I recently attended the annual clinical meeting of my favorite medical society, the North American Society for Pediatric and Adolescent Gynecologists (NASPAG). The conference brings together leaders and providers in the field of pediatric and adolescent health care for girls- gynecologists, pediatricians, adolescent medicine specialists, reproductive endocrinologists, educators and mental health experts- and is a conference to which I always look forward and from which I always gain much.
One of the many excellent speakers this year was Lisa Damour, Ph.D, a clinical psychologist whose special interest and expertise is adolescent girls. She talked about the normal stages of teenage development in girls and how a better understanding of those stages helps to 'untangle' these young girls in their transition between childhood and adulthood.
In her book 'Untangled', she elaborates on the stages of emotional development of a girl during puberty and adolescence, the difficulties she faces in this process, and the impact of these challenging years on relationships with family, friends, and others. Through a better understanding of the process we come to understand the young woman and our perception of her turbulent mood and behavior.

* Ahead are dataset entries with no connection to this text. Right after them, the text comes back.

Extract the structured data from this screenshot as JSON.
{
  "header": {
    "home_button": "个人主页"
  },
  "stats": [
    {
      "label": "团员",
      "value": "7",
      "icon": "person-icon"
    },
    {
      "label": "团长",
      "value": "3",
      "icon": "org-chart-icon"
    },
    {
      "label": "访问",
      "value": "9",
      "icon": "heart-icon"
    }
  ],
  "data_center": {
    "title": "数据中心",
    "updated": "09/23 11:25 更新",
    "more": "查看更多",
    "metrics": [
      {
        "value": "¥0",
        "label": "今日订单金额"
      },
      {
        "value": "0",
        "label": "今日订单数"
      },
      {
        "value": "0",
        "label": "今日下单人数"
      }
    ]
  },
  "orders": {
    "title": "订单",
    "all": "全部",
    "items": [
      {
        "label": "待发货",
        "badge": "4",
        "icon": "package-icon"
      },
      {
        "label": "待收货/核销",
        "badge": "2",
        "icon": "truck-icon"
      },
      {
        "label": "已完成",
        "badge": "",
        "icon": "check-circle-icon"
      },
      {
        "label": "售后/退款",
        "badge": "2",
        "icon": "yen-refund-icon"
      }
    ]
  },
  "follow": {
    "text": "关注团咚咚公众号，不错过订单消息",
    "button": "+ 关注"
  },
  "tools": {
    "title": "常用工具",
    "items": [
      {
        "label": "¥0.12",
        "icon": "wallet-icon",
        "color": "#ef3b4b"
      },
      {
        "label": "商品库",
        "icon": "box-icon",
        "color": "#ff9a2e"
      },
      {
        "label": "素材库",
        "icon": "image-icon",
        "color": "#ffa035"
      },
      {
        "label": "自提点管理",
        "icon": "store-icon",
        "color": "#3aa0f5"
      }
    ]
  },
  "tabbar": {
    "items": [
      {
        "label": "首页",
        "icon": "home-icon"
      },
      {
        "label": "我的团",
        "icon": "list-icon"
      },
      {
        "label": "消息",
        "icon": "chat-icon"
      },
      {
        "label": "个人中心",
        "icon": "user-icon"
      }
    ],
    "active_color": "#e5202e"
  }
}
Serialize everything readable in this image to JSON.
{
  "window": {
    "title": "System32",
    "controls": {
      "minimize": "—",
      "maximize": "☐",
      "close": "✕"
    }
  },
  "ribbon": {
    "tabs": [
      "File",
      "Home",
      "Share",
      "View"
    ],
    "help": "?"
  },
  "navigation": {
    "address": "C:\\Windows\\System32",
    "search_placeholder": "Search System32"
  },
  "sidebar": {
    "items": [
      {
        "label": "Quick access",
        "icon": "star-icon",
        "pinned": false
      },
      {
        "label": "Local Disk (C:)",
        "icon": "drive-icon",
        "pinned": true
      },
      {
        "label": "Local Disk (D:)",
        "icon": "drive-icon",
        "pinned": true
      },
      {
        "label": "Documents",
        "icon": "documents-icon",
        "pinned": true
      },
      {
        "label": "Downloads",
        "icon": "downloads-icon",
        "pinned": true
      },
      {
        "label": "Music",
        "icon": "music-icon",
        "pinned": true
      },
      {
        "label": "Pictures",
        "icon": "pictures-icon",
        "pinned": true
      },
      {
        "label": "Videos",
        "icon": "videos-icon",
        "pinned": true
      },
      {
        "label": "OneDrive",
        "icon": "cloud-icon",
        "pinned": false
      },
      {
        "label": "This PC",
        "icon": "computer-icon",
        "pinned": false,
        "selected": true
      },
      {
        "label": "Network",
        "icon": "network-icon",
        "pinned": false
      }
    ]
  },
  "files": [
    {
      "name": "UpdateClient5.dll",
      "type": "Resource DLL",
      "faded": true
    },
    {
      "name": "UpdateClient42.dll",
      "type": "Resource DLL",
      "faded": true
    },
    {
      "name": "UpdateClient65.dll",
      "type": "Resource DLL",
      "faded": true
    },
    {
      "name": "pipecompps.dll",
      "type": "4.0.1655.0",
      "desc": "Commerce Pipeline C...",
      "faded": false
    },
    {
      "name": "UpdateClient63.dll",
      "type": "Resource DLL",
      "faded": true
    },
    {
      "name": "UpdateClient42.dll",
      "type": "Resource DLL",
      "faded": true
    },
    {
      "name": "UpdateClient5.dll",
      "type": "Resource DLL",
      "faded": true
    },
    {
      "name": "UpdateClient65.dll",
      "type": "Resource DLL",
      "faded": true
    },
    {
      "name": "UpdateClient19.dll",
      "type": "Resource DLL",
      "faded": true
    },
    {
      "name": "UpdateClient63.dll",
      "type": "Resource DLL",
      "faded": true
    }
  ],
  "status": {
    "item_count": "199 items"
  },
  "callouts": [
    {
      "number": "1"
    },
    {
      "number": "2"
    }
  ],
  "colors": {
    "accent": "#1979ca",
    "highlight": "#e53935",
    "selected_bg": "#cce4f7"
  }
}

Dr. Damour's insight into the normal process of growth towards independence and adulthood is enlightening, and her book is one I would highly recommend to parents and providers of developing young women.